> **Exercise instructions**: Present the count of lines in the entries below that hold "lightgreen", and present nothing else.

──────── Material shown ────────

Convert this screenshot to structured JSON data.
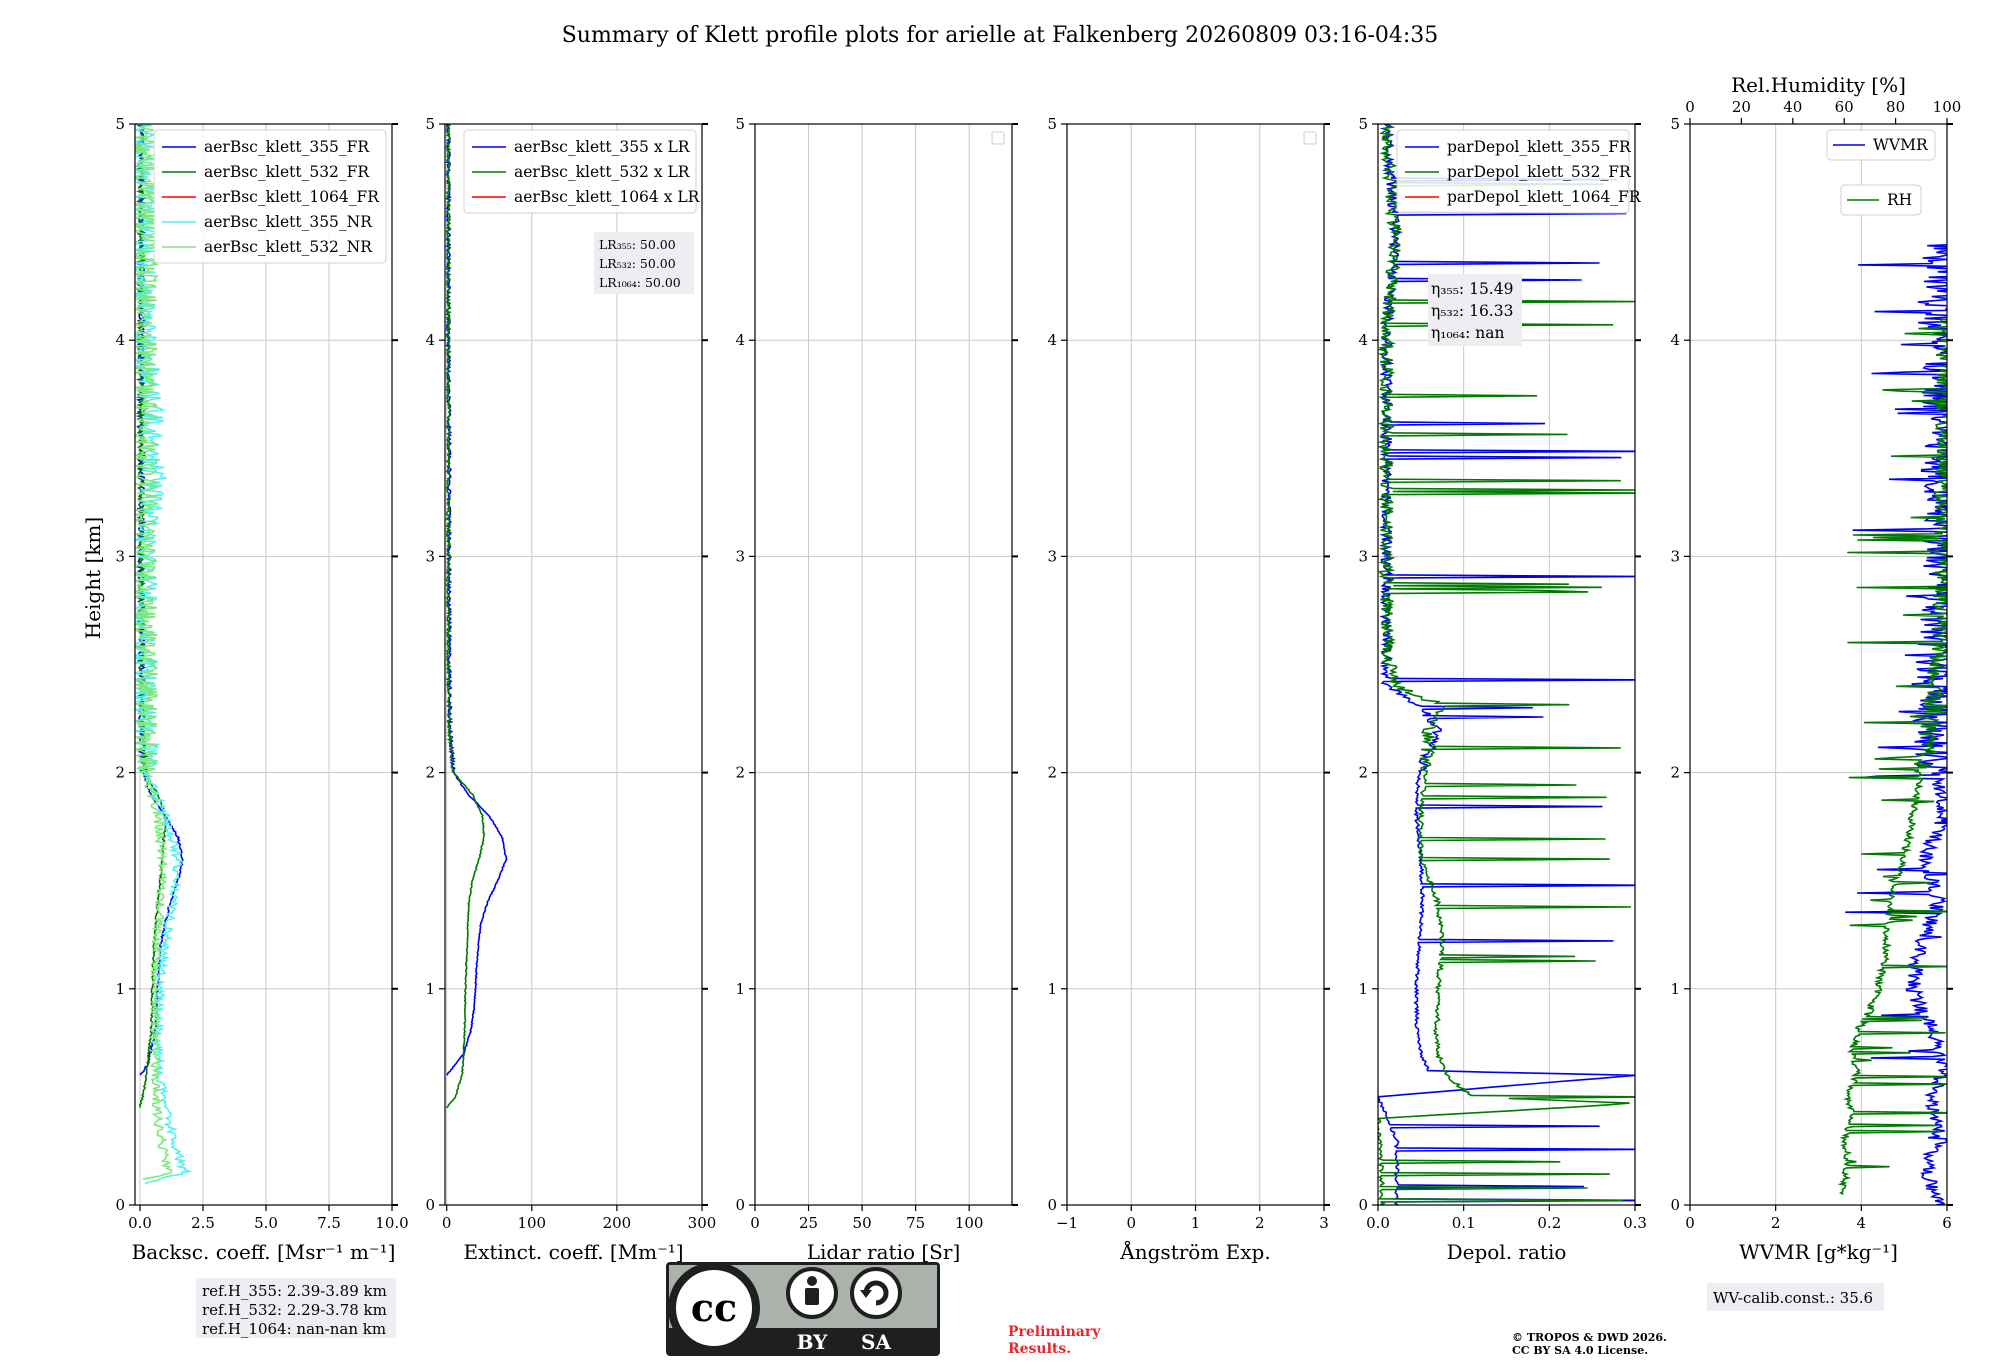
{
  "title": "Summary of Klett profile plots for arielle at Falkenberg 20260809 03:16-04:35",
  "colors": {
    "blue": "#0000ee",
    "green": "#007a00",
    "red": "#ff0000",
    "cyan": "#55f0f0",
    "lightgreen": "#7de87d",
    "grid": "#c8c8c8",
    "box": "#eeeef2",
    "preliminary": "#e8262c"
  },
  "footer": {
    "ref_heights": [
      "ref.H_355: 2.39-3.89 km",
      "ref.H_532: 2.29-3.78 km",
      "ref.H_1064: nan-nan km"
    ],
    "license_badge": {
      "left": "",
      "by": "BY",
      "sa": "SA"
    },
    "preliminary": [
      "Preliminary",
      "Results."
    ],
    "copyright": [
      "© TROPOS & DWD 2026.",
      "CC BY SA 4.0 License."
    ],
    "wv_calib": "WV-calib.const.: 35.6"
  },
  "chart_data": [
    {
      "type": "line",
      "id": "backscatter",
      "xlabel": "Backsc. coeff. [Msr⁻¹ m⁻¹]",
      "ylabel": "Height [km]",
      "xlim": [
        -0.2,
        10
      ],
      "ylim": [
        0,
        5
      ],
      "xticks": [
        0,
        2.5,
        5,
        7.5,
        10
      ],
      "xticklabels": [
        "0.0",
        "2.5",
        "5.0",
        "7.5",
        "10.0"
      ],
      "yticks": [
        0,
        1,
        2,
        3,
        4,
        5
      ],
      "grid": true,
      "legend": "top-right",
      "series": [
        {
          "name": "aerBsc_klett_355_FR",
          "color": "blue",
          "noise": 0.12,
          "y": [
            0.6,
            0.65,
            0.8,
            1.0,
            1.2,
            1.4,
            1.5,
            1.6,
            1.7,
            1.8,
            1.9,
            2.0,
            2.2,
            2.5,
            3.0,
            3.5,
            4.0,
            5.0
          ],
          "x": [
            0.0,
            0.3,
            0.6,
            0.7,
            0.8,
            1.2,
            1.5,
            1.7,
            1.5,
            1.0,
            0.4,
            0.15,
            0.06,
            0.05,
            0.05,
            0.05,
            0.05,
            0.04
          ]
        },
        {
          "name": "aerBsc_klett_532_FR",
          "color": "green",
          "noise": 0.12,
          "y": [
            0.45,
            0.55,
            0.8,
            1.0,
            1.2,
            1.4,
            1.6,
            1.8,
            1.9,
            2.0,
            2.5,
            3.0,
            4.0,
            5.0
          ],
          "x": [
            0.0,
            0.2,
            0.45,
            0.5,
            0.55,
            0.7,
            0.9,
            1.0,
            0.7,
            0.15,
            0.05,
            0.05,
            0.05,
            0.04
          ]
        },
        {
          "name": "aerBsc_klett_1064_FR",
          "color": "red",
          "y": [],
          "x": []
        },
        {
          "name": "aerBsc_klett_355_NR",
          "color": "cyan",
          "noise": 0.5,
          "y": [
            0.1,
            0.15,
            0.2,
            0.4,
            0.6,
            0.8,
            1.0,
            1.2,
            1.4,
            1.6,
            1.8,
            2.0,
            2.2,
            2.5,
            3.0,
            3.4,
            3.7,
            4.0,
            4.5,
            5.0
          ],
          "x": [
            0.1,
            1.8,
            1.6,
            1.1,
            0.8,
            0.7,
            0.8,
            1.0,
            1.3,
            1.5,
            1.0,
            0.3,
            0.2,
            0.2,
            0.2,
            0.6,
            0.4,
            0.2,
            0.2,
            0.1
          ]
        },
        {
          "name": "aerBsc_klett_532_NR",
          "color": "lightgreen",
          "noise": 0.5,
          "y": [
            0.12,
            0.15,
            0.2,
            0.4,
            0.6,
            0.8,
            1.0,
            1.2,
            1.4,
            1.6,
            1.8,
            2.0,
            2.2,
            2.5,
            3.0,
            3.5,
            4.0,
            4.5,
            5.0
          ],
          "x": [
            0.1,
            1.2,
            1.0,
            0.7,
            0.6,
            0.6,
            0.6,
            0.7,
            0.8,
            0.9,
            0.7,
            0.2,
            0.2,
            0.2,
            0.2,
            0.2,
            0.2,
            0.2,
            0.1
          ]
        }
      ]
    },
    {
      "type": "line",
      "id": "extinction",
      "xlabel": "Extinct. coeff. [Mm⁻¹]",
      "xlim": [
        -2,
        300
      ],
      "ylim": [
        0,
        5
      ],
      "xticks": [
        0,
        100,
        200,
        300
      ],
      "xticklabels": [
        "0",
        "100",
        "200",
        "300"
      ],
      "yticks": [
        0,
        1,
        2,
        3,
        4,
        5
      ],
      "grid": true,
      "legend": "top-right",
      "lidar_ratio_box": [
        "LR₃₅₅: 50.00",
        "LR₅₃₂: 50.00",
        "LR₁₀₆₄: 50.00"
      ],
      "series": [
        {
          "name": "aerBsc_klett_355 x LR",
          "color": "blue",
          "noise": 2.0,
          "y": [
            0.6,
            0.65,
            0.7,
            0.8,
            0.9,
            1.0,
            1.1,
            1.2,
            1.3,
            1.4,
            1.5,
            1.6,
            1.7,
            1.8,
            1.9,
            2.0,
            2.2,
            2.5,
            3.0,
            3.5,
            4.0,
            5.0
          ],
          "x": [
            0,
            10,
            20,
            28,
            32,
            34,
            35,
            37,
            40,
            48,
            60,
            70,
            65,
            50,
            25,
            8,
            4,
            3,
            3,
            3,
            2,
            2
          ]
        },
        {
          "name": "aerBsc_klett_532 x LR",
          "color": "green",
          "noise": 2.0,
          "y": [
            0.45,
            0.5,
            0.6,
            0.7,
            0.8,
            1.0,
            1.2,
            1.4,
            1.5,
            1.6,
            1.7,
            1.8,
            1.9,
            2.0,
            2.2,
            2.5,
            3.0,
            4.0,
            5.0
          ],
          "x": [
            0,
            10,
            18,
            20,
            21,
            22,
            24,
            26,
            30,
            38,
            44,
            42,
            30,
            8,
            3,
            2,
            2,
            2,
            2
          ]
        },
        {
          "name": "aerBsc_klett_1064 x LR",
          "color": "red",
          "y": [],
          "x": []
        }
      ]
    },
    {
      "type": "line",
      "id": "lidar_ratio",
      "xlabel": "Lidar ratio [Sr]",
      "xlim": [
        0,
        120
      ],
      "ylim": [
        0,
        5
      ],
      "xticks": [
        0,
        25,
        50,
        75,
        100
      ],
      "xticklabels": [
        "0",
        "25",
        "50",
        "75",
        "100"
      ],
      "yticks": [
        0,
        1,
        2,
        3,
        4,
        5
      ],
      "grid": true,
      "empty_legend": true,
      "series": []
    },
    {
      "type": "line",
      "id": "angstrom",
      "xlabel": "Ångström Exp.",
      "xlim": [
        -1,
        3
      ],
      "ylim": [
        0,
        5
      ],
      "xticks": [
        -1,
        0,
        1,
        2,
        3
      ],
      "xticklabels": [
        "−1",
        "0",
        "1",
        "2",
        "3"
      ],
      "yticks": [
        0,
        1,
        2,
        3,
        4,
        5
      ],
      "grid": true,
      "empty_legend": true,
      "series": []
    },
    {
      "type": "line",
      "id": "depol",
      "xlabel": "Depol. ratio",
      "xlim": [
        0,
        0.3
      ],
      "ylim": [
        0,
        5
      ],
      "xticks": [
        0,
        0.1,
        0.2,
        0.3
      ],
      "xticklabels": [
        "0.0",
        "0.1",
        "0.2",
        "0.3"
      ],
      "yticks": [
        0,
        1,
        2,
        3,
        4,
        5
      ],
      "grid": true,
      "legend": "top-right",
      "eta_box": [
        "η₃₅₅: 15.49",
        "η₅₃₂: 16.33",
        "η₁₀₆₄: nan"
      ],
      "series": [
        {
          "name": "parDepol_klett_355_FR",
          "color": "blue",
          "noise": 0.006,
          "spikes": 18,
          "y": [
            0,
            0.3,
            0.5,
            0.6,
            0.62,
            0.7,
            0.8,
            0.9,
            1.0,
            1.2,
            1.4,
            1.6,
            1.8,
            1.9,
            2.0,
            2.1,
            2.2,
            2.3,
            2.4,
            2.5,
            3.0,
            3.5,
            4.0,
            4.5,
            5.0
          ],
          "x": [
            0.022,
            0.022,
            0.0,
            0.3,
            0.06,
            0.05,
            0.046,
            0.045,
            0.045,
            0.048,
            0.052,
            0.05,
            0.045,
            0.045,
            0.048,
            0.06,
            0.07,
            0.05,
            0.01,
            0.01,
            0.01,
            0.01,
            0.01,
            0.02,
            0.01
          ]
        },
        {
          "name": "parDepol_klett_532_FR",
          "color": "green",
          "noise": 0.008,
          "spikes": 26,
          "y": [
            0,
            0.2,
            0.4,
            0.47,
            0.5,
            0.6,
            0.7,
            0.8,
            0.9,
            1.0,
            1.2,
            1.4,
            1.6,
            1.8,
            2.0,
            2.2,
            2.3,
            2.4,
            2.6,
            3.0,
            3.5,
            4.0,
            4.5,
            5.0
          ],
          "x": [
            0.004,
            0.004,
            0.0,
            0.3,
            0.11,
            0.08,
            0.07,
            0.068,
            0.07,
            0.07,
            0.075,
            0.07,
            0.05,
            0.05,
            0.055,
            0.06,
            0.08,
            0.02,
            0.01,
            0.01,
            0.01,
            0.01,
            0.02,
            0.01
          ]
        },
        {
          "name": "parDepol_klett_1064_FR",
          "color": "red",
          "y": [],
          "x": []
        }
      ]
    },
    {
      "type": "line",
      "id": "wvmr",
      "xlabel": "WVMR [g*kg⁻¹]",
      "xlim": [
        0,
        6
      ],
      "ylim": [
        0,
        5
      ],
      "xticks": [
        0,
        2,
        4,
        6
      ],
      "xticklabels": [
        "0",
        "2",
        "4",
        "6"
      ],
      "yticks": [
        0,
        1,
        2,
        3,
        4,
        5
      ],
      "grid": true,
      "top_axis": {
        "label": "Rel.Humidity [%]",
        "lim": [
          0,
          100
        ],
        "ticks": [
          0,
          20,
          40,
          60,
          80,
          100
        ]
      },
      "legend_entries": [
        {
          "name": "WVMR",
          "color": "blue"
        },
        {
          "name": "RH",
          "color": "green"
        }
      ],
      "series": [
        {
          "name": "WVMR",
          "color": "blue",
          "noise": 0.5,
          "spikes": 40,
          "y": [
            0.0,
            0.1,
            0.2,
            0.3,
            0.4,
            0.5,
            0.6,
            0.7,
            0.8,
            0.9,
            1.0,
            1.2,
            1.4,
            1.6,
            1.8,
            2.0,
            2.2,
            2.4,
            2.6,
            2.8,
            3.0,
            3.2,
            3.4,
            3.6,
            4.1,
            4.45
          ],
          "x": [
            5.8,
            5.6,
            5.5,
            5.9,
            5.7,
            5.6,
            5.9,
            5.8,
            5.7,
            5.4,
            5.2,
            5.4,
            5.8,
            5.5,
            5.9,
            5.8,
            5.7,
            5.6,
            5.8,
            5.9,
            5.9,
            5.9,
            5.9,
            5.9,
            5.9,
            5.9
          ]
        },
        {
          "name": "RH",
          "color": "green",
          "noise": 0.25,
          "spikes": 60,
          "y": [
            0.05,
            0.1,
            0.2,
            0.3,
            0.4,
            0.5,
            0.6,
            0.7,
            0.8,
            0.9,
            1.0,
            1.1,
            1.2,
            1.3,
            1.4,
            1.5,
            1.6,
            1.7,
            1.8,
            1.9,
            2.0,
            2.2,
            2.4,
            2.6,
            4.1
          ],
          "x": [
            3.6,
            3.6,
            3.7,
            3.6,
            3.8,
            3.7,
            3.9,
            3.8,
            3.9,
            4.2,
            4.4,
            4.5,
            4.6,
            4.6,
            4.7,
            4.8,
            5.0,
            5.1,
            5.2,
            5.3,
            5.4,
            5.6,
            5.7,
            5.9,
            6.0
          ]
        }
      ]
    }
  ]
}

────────

> **Output below**: 2